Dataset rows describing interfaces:
————————

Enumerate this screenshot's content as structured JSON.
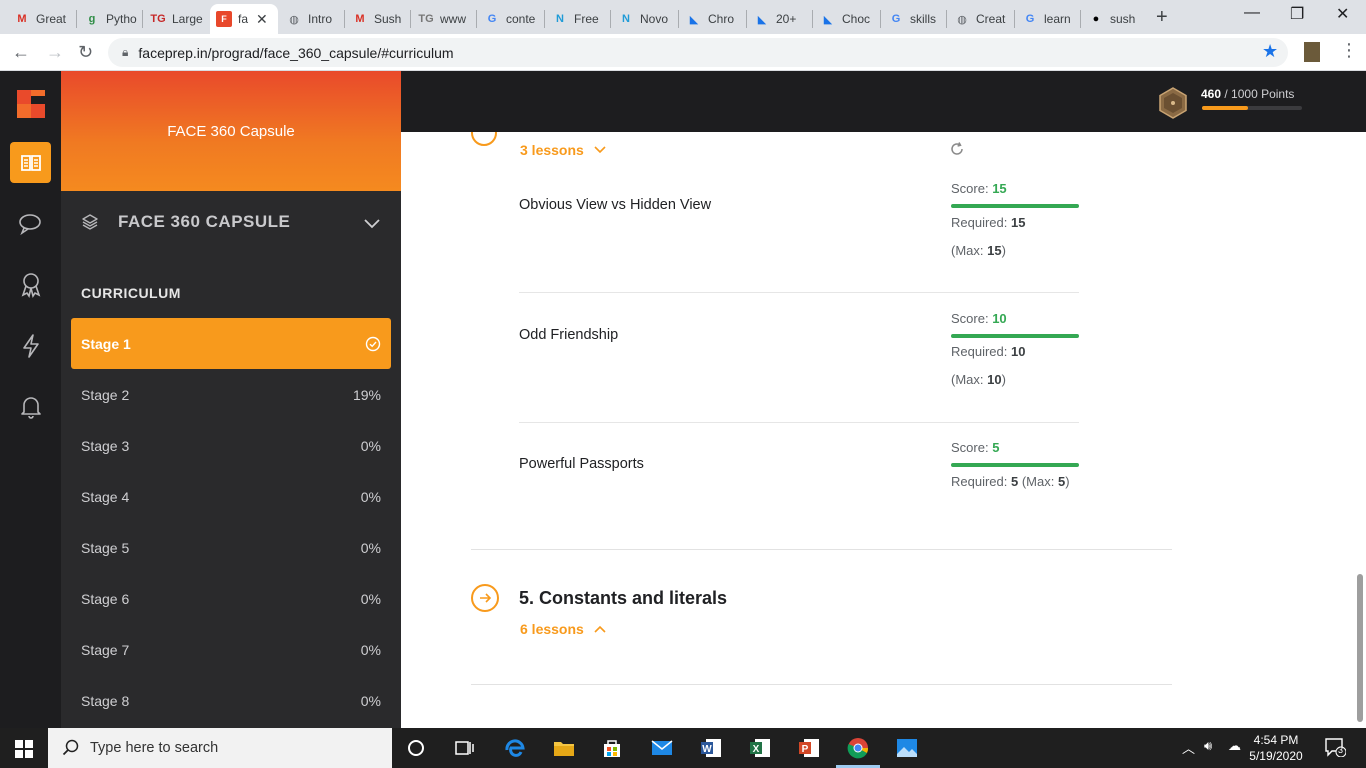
{
  "browser": {
    "tabs": [
      {
        "label": "Great",
        "icon": "gmail-icon"
      },
      {
        "label": "Pytho",
        "icon": "geeksforgeeks-icon"
      },
      {
        "label": "Large",
        "icon": "techgig-icon"
      },
      {
        "label": "fa",
        "icon": "faceprep-icon",
        "active": true
      },
      {
        "label": "Intro",
        "icon": "globe-icon"
      },
      {
        "label": "Sush",
        "icon": "gmail-icon"
      },
      {
        "label": "www",
        "icon": "techgig-icon"
      },
      {
        "label": "conte",
        "icon": "google-icon"
      },
      {
        "label": "Free",
        "icon": "naukri-icon"
      },
      {
        "label": "Novo",
        "icon": "naukri-icon"
      },
      {
        "label": "Chro",
        "icon": "flag-icon"
      },
      {
        "label": "20+",
        "icon": "flag-icon"
      },
      {
        "label": "Choc",
        "icon": "flag-icon"
      },
      {
        "label": "skills",
        "icon": "google-icon"
      },
      {
        "label": "Creat",
        "icon": "globe-icon"
      },
      {
        "label": "learn",
        "icon": "google-icon"
      },
      {
        "label": "sush",
        "icon": "github-icon"
      }
    ],
    "url": "faceprep.in/prograd/face_360_capsule/#curriculum"
  },
  "sidebar": {
    "header_title": "FACE 360 Capsule",
    "capsule_label": "FACE 360 CAPSULE",
    "curriculum_label": "CURRICULUM",
    "stages": [
      {
        "label": "Stage 1",
        "status": "",
        "active": true
      },
      {
        "label": "Stage 2",
        "status": "19%"
      },
      {
        "label": "Stage 3",
        "status": "0%"
      },
      {
        "label": "Stage 4",
        "status": "0%"
      },
      {
        "label": "Stage 5",
        "status": "0%"
      },
      {
        "label": "Stage 6",
        "status": "0%"
      },
      {
        "label": "Stage 7",
        "status": "0%"
      },
      {
        "label": "Stage 8",
        "status": "0%"
      }
    ]
  },
  "header": {
    "points_earned": "460",
    "points_total": "/ 1000 Points",
    "progress_fraction": 0.46,
    "accent": "#f89a1c"
  },
  "main": {
    "lessons_toggle_top": "3 lessons",
    "lessons": [
      {
        "title": "Obvious View vs Hidden View",
        "score_label": "Score: ",
        "score": "15",
        "required_label": "Required: ",
        "required": "15",
        "max_open": "(Max: ",
        "max": "15",
        "max_close": ")"
      },
      {
        "title": "Odd Friendship",
        "score_label": "Score: ",
        "score": "10",
        "required_label": "Required: ",
        "required": "10",
        "max_open": "(Max: ",
        "max": "10",
        "max_close": ")"
      },
      {
        "title": "Powerful Passports",
        "score_label": "Score: ",
        "score": "5",
        "required_label": "Required: ",
        "required": "5",
        "max_open": " (Max: ",
        "max": "5",
        "max_close": ")"
      }
    ],
    "module_title": "5. Constants and literals",
    "module_lessons": "6 lessons"
  },
  "taskbar": {
    "search_placeholder": "Type here to search",
    "time": "4:54 PM",
    "date": "5/19/2020",
    "notifications": "3"
  },
  "colors": {
    "brand_orange": "#f89a1c",
    "score_green": "#34a853",
    "dark_bg": "#1d1d1f"
  }
}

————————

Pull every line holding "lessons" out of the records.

*Result of the task*.
    "lessons_toggle_top": "3 lessons",
    "lessons": [
    "module_lessons": "6 lessons"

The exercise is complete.